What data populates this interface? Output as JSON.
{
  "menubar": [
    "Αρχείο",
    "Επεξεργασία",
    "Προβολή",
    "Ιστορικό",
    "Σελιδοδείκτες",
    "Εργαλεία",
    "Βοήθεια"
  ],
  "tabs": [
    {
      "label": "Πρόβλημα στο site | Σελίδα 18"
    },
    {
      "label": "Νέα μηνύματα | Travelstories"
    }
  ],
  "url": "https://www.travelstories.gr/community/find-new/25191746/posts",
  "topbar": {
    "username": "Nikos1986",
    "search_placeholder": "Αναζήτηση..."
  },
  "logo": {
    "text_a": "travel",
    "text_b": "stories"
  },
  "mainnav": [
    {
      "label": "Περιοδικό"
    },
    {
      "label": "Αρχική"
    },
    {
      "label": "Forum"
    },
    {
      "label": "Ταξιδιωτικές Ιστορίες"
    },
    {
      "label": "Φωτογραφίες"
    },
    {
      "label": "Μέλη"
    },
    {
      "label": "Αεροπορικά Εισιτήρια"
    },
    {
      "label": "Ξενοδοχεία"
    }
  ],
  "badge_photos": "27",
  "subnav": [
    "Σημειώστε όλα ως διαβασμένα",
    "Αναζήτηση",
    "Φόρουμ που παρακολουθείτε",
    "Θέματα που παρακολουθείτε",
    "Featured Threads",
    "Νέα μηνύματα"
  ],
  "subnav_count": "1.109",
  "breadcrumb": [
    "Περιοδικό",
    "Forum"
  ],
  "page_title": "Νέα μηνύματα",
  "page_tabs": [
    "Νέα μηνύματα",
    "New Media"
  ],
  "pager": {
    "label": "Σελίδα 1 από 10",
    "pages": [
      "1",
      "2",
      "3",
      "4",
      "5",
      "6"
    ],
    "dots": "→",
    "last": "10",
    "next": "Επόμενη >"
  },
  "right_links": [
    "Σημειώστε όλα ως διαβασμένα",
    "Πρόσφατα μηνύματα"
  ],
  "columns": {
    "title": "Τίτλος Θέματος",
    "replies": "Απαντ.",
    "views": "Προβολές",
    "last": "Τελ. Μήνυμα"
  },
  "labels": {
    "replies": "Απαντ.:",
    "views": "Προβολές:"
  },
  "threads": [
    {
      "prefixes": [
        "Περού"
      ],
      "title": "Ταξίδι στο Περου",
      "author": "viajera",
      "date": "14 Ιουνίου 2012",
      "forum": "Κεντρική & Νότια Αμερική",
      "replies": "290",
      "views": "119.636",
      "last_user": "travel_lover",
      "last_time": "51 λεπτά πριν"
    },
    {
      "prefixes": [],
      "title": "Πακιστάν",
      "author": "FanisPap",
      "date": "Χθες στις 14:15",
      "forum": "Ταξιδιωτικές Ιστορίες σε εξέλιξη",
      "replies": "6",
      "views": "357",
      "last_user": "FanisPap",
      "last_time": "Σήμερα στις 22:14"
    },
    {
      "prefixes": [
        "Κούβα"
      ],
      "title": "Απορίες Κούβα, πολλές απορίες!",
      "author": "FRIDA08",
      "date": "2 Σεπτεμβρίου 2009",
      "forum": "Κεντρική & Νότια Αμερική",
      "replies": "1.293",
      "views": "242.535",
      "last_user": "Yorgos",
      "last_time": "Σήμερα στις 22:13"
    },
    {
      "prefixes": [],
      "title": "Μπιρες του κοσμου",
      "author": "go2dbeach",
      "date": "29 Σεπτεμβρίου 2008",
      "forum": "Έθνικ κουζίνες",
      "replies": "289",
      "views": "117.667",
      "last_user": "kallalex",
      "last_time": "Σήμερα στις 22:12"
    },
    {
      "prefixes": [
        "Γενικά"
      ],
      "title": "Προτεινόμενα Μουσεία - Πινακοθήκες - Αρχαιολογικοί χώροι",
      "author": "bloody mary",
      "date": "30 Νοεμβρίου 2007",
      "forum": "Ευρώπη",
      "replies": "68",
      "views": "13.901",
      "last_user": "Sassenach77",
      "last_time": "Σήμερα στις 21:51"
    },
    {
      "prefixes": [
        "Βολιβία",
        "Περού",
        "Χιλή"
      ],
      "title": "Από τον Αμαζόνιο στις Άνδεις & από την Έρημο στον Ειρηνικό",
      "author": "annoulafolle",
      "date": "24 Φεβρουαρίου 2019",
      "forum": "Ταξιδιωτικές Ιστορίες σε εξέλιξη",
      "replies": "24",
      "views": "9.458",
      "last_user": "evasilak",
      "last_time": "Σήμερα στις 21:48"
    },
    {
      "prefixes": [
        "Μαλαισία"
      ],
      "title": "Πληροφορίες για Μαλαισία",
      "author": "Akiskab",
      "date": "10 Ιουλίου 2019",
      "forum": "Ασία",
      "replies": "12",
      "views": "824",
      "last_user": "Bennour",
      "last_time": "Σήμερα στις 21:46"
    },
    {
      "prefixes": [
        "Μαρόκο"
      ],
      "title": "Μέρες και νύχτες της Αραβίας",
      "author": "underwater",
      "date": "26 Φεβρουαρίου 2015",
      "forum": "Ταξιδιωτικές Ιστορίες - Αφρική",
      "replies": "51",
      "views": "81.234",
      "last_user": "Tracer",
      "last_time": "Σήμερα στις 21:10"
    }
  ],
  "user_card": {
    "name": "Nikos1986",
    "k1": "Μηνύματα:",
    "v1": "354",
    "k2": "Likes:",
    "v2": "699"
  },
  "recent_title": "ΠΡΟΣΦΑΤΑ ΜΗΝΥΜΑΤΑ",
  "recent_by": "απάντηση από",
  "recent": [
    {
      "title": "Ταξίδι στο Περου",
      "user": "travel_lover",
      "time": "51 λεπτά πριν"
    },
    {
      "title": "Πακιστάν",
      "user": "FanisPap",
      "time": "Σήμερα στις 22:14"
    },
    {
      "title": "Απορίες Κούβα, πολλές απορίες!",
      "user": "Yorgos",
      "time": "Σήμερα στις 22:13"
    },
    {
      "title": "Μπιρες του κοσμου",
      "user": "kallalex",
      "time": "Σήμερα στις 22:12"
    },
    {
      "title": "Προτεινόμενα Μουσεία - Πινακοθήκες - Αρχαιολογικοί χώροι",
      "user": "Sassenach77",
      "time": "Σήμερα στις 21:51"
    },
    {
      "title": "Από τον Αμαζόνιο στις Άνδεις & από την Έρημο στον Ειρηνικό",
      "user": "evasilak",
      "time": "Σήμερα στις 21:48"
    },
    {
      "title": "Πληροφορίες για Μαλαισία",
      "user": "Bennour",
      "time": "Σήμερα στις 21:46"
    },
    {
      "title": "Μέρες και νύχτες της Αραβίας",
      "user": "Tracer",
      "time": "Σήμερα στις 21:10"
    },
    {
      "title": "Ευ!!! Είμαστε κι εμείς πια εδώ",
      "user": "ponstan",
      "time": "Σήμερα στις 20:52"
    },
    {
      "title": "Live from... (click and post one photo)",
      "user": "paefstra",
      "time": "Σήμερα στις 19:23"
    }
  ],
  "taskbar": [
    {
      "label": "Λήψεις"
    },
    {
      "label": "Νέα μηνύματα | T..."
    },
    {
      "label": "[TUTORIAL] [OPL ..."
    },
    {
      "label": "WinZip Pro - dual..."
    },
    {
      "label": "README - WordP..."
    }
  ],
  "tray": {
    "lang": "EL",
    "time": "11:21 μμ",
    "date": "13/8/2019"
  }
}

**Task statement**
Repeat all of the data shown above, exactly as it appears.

**Answer to the exercise**
What data populates this interface? Output as JSON.
{
  "menubar": [
    "Αρχείο",
    "Επεξεργασία",
    "Προβολή",
    "Ιστορικό",
    "Σελιδοδείκτες",
    "Εργαλεία",
    "Βοήθεια"
  ],
  "tabs": [
    {
      "label": "Πρόβλημα στο site | Σελίδα 18"
    },
    {
      "label": "Νέα μηνύματα | Travelstories"
    }
  ],
  "url": "https://www.travelstories.gr/community/find-new/25191746/posts",
  "topbar": {
    "username": "Nikos1986",
    "search_placeholder": "Αναζήτηση..."
  },
  "logo": {
    "text_a": "travel",
    "text_b": "stories"
  },
  "mainnav": [
    {
      "label": "Περιοδικό"
    },
    {
      "label": "Αρχική"
    },
    {
      "label": "Forum"
    },
    {
      "label": "Ταξιδιωτικές Ιστορίες"
    },
    {
      "label": "Φωτογραφίες"
    },
    {
      "label": "Μέλη"
    },
    {
      "label": "Αεροπορικά Εισιτήρια"
    },
    {
      "label": "Ξενοδοχεία"
    }
  ],
  "badge_photos": "27",
  "subnav": [
    "Σημειώστε όλα ως διαβασμένα",
    "Αναζήτηση",
    "Φόρουμ που παρακολουθείτε",
    "Θέματα που παρακολουθείτε",
    "Featured Threads",
    "Νέα μηνύματα"
  ],
  "subnav_count": "1.109",
  "breadcrumb": [
    "Περιοδικό",
    "Forum"
  ],
  "page_title": "Νέα μηνύματα",
  "page_tabs": [
    "Νέα μηνύματα",
    "New Media"
  ],
  "pager": {
    "label": "Σελίδα 1 από 10",
    "pages": [
      "1",
      "2",
      "3",
      "4",
      "5",
      "6"
    ],
    "dots": "→",
    "last": "10",
    "next": "Επόμενη >"
  },
  "right_links": [
    "Σημειώστε όλα ως διαβασμένα",
    "Πρόσφατα μηνύματα"
  ],
  "columns": {
    "title": "Τίτλος Θέματος",
    "replies": "Απαντ.",
    "views": "Προβολές",
    "last": "Τελ. Μήνυμα"
  },
  "labels": {
    "replies": "Απαντ.:",
    "views": "Προβολές:"
  },
  "threads": [
    {
      "prefixes": [
        "Περού"
      ],
      "title": "Ταξίδι στο Περου",
      "author": "viajera",
      "date": "14 Ιουνίου 2012",
      "forum": "Κεντρική & Νότια Αμερική",
      "replies": "290",
      "views": "119.636",
      "last_user": "travel_lover",
      "last_time": "51 λεπτά πριν"
    },
    {
      "prefixes": [],
      "title": "Πακιστάν",
      "author": "FanisPap",
      "date": "Χθες στις 14:15",
      "forum": "Ταξιδιωτικές Ιστορίες σε εξέλιξη",
      "replies": "6",
      "views": "357",
      "last_user": "FanisPap",
      "last_time": "Σήμερα στις 22:14"
    },
    {
      "prefixes": [
        "Κούβα"
      ],
      "title": "Απορίες Κούβα, πολλές απορίες!",
      "author": "FRIDA08",
      "date": "2 Σεπτεμβρίου 2009",
      "forum": "Κεντρική & Νότια Αμερική",
      "replies": "1.293",
      "views": "242.535",
      "last_user": "Yorgos",
      "last_time": "Σήμερα στις 22:13"
    },
    {
      "prefixes": [],
      "title": "Μπιρες του κοσμου",
      "author": "go2dbeach",
      "date": "29 Σεπτεμβρίου 2008",
      "forum": "Έθνικ κουζίνες",
      "replies": "289",
      "views": "117.667",
      "last_user": "kallalex",
      "last_time": "Σήμερα στις 22:12"
    },
    {
      "prefixes": [
        "Γενικά"
      ],
      "title": "Προτεινόμενα Μουσεία - Πινακοθήκες - Αρχαιολογικοί χώροι",
      "author": "bloody mary",
      "date": "30 Νοεμβρίου 2007",
      "forum": "Ευρώπη",
      "replies": "68",
      "views": "13.901",
      "last_user": "Sassenach77",
      "last_time": "Σήμερα στις 21:51"
    },
    {
      "prefixes": [
        "Βολιβία",
        "Περού",
        "Χιλή"
      ],
      "title": "Από τον Αμαζόνιο στις Άνδεις & από την Έρημο στον Ειρηνικό",
      "author": "annoulafolle",
      "date": "24 Φεβρουαρίου 2019",
      "forum": "Ταξιδιωτικές Ιστορίες σε εξέλιξη",
      "replies": "24",
      "views": "9.458",
      "last_user": "evasilak",
      "last_time": "Σήμερα στις 21:48"
    },
    {
      "prefixes": [
        "Μαλαισία"
      ],
      "title": "Πληροφορίες για Μαλαισία",
      "author": "Akiskab",
      "date": "10 Ιουλίου 2019",
      "forum": "Ασία",
      "replies": "12",
      "views": "824",
      "last_user": "Bennour",
      "last_time": "Σήμερα στις 21:46"
    },
    {
      "prefixes": [
        "Μαρόκο"
      ],
      "title": "Μέρες και νύχτες της Αραβίας",
      "author": "underwater",
      "date": "26 Φεβρουαρίου 2015",
      "forum": "Ταξιδιωτικές Ιστορίες - Αφρική",
      "replies": "51",
      "views": "81.234",
      "last_user": "Tracer",
      "last_time": "Σήμερα στις 21:10"
    }
  ],
  "user_card": {
    "name": "Nikos1986",
    "k1": "Μηνύματα:",
    "v1": "354",
    "k2": "Likes:",
    "v2": "699"
  },
  "recent_title": "ΠΡΟΣΦΑΤΑ ΜΗΝΥΜΑΤΑ",
  "recent_by": "απάντηση από",
  "recent": [
    {
      "title": "Ταξίδι στο Περου",
      "user": "travel_lover",
      "time": "51 λεπτά πριν"
    },
    {
      "title": "Πακιστάν",
      "user": "FanisPap",
      "time": "Σήμερα στις 22:14"
    },
    {
      "title": "Απορίες Κούβα, πολλές απορίες!",
      "user": "Yorgos",
      "time": "Σήμερα στις 22:13"
    },
    {
      "title": "Μπιρες του κοσμου",
      "user": "kallalex",
      "time": "Σήμερα στις 22:12"
    },
    {
      "title": "Προτεινόμενα Μουσεία - Πινακοθήκες - Αρχαιολογικοί χώροι",
      "user": "Sassenach77",
      "time": "Σήμερα στις 21:51"
    },
    {
      "title": "Από τον Αμαζόνιο στις Άνδεις & από την Έρημο στον Ειρηνικό",
      "user": "evasilak",
      "time": "Σήμερα στις 21:48"
    },
    {
      "title": "Πληροφορίες για Μαλαισία",
      "user": "Bennour",
      "time": "Σήμερα στις 21:46"
    },
    {
      "title": "Μέρες και νύχτες της Αραβίας",
      "user": "Tracer",
      "time": "Σήμερα στις 21:10"
    },
    {
      "title": "Ευ!!! Είμαστε κι εμείς πια εδώ",
      "user": "ponstan",
      "time": "Σήμερα στις 20:52"
    },
    {
      "title": "Live from... (click and post one photo)",
      "user": "paefstra",
      "time": "Σήμερα στις 19:23"
    }
  ],
  "taskbar": [
    {
      "label": "Λήψεις"
    },
    {
      "label": "Νέα μηνύματα | T..."
    },
    {
      "label": "[TUTORIAL] [OPL ..."
    },
    {
      "label": "WinZip Pro - dual..."
    },
    {
      "label": "README - WordP..."
    }
  ],
  "tray": {
    "lang": "EL",
    "time": "11:21 μμ",
    "date": "13/8/2019"
  }
}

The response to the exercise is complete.